Back in January I posted an excerpt from and link to some reflections of Jeff Weintraub's on the likely costs of Saddam Hussein's having been left in power in 2003, as judged by reference to what is now happening in Syria. Tony Blair has lately spoken in similar vein to the BBC: 'If you examine what's happening in Syria, just reflect on what Bashar al-Assad, who is a 20th as bad as Saddam, is doing to his people today and the number of lives already lost; just ask yourself the question, what would be happening now in Iraq if he [Saddam] had been left in power?' (Report also here.)
In Time Magazine, Bobby Ghosh makes the same case. He argues that none of the Tunisian, Egyptian and Libyan examples fits what is likely to have happened had Saddam remained in power. 'That leaves only the Syrian example: a long, bloody rebellion that devolves into a sectarian war. Iraq already had its version in 1991, and the regime won easily.'
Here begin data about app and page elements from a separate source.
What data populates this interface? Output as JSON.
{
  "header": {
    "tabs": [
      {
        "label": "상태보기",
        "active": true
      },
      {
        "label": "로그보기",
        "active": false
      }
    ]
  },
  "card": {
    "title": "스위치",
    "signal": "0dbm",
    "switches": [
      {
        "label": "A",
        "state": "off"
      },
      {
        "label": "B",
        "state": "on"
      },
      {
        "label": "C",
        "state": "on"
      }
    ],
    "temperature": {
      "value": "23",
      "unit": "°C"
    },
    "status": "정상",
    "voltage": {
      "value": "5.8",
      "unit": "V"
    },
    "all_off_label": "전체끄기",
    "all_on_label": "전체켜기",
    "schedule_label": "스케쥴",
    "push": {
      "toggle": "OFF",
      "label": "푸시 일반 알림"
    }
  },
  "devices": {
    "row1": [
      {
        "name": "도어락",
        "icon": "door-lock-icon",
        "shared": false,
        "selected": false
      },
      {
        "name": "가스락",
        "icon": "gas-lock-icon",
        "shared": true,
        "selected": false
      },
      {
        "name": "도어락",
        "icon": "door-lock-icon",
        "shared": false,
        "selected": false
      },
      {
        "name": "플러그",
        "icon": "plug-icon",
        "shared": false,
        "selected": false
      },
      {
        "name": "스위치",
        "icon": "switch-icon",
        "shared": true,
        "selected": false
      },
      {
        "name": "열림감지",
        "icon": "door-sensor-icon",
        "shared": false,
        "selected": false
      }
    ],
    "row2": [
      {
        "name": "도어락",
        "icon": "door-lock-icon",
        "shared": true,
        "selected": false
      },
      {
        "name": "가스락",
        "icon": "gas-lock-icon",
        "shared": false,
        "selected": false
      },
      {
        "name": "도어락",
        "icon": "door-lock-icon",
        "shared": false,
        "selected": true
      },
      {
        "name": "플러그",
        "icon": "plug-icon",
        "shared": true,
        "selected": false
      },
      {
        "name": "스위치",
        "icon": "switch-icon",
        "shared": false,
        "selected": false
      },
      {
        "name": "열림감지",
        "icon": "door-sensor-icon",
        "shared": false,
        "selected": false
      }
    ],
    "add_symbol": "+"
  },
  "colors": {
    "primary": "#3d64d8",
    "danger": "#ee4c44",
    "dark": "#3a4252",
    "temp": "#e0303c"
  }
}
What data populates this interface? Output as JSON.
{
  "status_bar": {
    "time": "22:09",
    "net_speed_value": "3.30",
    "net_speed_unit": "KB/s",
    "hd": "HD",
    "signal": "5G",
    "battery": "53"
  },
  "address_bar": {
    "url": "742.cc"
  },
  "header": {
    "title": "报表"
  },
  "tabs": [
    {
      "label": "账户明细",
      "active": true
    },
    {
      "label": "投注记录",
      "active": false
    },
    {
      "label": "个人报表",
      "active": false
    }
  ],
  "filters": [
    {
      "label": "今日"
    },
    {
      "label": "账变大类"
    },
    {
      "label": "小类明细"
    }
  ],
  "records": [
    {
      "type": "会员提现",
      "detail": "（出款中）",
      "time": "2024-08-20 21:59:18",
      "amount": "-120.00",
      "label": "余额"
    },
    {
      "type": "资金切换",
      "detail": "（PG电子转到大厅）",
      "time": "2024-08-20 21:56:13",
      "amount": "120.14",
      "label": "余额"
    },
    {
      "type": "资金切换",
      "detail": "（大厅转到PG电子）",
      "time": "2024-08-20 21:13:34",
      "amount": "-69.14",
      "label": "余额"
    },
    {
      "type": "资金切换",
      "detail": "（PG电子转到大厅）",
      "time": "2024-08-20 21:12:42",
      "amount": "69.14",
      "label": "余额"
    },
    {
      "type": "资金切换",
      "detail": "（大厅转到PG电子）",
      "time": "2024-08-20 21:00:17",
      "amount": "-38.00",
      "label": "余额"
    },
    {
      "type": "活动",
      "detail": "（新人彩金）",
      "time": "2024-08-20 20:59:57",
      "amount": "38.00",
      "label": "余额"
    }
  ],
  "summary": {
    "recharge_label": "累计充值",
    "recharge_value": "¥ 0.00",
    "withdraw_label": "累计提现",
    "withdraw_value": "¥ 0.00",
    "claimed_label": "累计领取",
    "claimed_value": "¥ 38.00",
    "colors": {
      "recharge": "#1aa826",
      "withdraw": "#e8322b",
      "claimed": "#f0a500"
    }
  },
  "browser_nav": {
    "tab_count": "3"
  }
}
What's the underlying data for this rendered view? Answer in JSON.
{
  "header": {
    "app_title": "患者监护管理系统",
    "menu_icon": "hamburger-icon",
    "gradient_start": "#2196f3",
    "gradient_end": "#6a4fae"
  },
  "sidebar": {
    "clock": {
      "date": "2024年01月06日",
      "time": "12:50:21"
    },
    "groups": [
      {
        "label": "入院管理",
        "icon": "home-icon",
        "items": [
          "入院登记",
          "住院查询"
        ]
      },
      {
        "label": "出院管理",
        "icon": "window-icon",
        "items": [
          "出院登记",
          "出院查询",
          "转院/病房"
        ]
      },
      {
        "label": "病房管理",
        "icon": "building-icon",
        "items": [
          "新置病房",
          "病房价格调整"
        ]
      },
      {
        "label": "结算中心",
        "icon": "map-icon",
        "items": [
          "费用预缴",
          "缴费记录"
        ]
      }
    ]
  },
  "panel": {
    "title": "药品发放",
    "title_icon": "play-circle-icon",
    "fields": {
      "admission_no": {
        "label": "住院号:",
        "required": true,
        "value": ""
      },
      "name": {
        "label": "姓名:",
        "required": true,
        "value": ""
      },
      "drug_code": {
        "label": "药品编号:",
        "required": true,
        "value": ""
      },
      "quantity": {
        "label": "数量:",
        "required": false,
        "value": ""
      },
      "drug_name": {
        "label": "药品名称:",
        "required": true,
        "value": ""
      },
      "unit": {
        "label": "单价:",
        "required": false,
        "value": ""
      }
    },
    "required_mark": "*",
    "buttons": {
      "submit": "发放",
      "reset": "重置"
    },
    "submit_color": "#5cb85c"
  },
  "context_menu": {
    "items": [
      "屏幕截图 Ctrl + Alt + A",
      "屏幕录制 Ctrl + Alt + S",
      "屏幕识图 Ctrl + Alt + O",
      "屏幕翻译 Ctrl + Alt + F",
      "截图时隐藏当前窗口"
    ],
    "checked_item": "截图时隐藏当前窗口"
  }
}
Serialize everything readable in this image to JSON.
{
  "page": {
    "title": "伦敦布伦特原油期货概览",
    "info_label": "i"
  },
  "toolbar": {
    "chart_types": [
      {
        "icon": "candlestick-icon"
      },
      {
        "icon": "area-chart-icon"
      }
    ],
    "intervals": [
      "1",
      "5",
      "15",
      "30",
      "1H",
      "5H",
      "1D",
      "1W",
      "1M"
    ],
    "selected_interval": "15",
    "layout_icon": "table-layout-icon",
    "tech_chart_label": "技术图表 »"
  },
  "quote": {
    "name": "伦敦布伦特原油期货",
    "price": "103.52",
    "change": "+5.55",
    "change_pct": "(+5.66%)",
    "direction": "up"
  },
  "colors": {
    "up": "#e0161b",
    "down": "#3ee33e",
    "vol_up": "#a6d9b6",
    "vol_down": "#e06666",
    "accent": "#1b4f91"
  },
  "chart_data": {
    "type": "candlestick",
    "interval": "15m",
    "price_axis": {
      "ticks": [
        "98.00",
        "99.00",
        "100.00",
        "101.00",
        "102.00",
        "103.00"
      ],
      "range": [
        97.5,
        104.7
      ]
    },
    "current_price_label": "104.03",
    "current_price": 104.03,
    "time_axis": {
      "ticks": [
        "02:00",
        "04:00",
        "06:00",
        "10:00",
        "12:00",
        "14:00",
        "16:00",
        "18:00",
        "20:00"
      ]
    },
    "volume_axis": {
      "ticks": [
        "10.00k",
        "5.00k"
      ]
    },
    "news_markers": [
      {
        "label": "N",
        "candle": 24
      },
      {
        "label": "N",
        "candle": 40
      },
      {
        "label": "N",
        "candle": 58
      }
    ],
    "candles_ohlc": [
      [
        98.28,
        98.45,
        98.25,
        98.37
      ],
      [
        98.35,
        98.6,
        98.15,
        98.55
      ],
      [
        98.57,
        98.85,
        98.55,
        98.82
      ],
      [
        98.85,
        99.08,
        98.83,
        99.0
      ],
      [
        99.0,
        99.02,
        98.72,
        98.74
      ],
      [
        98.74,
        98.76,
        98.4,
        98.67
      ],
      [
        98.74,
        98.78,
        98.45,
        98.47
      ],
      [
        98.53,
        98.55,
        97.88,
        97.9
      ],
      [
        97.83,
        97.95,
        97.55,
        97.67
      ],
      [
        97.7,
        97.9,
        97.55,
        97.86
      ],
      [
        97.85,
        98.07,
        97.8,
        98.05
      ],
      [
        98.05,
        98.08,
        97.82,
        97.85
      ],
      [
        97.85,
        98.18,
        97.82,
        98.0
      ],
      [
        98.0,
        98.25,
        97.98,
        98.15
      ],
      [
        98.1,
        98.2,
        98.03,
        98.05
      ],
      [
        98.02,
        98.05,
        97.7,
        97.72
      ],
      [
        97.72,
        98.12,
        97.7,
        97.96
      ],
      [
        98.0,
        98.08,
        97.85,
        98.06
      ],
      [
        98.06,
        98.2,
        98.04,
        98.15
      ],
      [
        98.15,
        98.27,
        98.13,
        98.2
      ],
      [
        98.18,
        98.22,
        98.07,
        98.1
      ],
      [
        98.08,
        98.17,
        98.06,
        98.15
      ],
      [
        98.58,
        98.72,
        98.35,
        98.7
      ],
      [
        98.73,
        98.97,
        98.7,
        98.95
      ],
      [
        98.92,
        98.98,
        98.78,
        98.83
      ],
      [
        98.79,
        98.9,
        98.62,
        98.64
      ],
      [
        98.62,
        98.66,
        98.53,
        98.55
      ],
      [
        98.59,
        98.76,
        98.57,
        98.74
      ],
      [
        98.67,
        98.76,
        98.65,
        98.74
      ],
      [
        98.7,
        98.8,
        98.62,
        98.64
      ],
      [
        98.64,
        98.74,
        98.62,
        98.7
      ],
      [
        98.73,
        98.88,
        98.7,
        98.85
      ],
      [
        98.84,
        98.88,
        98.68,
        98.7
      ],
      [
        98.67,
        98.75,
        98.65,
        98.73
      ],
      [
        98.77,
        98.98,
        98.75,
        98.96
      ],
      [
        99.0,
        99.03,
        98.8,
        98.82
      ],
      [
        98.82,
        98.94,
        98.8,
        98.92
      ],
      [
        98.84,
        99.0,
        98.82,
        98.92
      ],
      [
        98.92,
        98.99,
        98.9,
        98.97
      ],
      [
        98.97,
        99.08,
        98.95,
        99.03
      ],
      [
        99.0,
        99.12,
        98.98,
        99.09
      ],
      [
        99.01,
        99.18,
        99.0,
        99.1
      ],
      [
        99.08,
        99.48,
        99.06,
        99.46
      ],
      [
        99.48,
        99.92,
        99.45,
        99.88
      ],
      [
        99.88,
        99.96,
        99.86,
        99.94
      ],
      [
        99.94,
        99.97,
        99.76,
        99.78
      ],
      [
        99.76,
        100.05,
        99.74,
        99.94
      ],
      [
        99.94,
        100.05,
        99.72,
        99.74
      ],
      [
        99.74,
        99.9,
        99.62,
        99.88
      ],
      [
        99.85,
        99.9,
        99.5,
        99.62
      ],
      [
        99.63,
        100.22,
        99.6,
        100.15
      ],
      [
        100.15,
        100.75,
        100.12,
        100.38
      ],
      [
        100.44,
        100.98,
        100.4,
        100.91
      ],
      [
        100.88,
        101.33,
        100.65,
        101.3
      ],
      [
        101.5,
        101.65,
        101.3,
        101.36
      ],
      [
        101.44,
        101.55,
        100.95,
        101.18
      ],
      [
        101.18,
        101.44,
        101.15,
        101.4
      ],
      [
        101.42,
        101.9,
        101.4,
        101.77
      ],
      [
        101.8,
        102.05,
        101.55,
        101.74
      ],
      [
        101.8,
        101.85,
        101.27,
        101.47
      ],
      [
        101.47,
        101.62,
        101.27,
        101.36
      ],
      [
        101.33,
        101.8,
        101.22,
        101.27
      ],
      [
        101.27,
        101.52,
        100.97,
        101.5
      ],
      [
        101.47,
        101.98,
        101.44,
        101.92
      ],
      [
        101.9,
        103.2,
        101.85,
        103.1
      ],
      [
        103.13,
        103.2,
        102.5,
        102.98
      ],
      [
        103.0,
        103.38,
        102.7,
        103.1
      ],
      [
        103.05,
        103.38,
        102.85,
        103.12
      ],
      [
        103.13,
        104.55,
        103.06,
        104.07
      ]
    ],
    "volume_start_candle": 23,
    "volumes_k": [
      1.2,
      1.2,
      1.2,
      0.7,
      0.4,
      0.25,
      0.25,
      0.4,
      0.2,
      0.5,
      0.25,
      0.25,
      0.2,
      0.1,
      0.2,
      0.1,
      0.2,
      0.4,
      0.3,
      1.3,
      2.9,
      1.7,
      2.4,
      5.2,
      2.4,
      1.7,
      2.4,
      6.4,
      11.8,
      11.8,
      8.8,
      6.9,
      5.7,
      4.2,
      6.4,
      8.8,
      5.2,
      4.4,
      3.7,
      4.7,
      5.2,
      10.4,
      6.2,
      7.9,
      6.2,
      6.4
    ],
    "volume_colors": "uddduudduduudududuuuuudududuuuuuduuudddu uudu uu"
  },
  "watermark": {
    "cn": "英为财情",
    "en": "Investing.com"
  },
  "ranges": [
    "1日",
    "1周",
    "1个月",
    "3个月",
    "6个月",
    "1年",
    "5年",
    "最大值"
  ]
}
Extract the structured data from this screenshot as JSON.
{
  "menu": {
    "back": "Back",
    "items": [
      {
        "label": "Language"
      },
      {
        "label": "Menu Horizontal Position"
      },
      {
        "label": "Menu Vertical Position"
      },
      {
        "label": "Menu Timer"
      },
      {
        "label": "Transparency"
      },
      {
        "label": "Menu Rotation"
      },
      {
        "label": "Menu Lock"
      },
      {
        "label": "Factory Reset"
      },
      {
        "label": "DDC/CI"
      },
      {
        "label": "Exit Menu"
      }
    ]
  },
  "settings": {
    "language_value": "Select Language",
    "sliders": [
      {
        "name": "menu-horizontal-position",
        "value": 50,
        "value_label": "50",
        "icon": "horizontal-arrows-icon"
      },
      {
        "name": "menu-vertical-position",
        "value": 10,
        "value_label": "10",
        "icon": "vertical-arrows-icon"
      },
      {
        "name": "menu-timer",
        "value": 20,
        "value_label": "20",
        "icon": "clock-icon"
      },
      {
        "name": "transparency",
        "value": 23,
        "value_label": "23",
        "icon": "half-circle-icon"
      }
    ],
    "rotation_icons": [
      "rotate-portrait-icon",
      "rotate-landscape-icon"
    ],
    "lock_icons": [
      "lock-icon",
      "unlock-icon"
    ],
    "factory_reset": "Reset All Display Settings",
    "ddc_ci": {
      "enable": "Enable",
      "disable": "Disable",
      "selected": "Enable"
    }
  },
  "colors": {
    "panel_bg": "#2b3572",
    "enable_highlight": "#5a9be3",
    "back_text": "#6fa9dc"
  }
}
Naturally, no one reasoning out these counterfactuals can know for sure or with any precision how the costs of leaving Saddam's regime in place would have measured against the actual costs of not having done so. What is pretty certain is that those former costs would have been very high. But they hardly get so much as a sniff, let alone a mention, from those who, ten years on, claim vindication for their opposition to the Iraq war. It's generally just bloodshed, lives lost and mayhem on the one side, and... us not going to war on the other.